Ghost stories

The “ID this ghost story” thread makes me in the mood for a good 'ol haunted novel. Any you’d particularly recommend?

“The last man on Earth sat alone in a room. There was a lock on the door…”

Well, that’s a very different two sentence story from the original. :slight_smile:

Is that from a book I’m supposed to know?

ETA: Was that supposed to be “knock” instead of “lock”?

• Shirley Jackson, The Haunting of Hill House
• Edward Bulwer-Lytton, The Haunted and the Haunters
• Horace Walpole, The Castle of Otranto
• Henry James, The Turn of the Screw

How about some new ones from the last five years?

The Ghost Writer by John Harwood
Heart Shaped Box by Joe Hill (he’s the older of Stephen King’s sons)

Ghost Story by Peter Straub.


A Winter Haunting by Dan Simmons is a pretty good ghost story.

It is the sequel to Summer of Night which is the best horror story I have ever read.

One of my favorites. Actually, anything by Peter Straub is pretty good, and often creepy.

A recent one: Her Fearful Symmetry But it is not thriller-chiller scary. Same with Peter S. Beagle’s A Fine and Private Place.

There is always The Yellow Wallpaper.

I came in here to say Ghost Writer - it was such a find for me - I especially love the nested short stories in it. Heart Shaped Box was excellent as well.

The Thirteenth Tale, by Diane Setterfield, is wonderful. I’d say it’s not strictly, strictly speaking a ghost story, but in a way it does feature at least two “ghosts” and is deliciously gothic and creepy.

That’s not a ghost story, though; that’s a psychological horror story.

It’s a good one, though. Very creepy, and I spent a lot of time in English class rereading it instead of paying attention.

The Woman in Black by Susan Hill was a pleasant surprise.

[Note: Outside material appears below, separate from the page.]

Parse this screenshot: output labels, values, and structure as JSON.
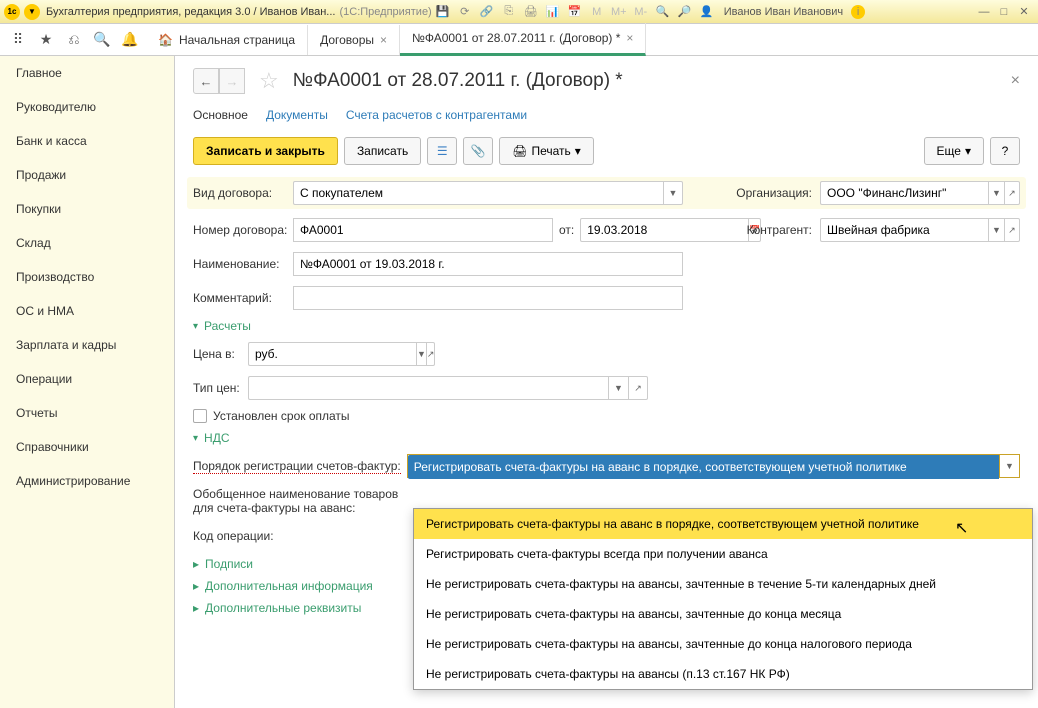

It’s been filmed but you can’t find a (legal) copy anywhere, and it’s been a play. It’s the creepiest story I’ve read in years.

imasquare, those two Simmons books are excellent. There’s speculation that some of the events of Summer of Night were all in Dale’s head, which is supposedly confirmed by what happens in A Winter Haunting. I’m tempted to re-read them, to see if that theory makes sense.

Anything by M. R. James.

The House Next Door, by Anne Rivers Siddons. Not a traditional haunted house story, but it’s excellent.

Hell yeah! Good call.
If you want a classic, Malleus, tis the season for A Christmas Carol.

And if you like that one, you should really like the Peter Straub book A Winter Haunting is a rip off of: If You Could See Me Now.

I haven’t read The Little Stranger by Sarah Waters yet, but I want to. It’s supposed to be good, or so I’ve heard:

I know Ann Rice got bashed in the “Worst Popular Books” thread, and I’ll wholeheartedly agree that, in the series she has written, each successive book is weirder and more “WTF?” than the last.

However, the first book in a series is another matter. Both Interview with the Vampire and The Witching Hour scared the crap out of me. (OK, The Witching Hour gets pretty “WTF?” at the very end, but everything else up to that point is really creepy and scary.)

AuntiePam, I’m definitely going to have to read The Woman in Black. I saw it the 1989 TV version and thought it was fabulous. (And it’s been long enough ago that I don’t remember the details, so I can get scared anew!)

I liked it a lot, and so did everyone in my book group who read it. People were comparing it to The Haunting of Hill House. It’s not that good, but it’s pretty good.

freckafree, I envy you, seeing it on film. And I envy all the Londoners who’ve enjoyed the stage play. Criminey, everything else is out on DVD – why not this?

That’s funny, I read it as Knock…

But, *Lock * makes it even more spooky. :eek: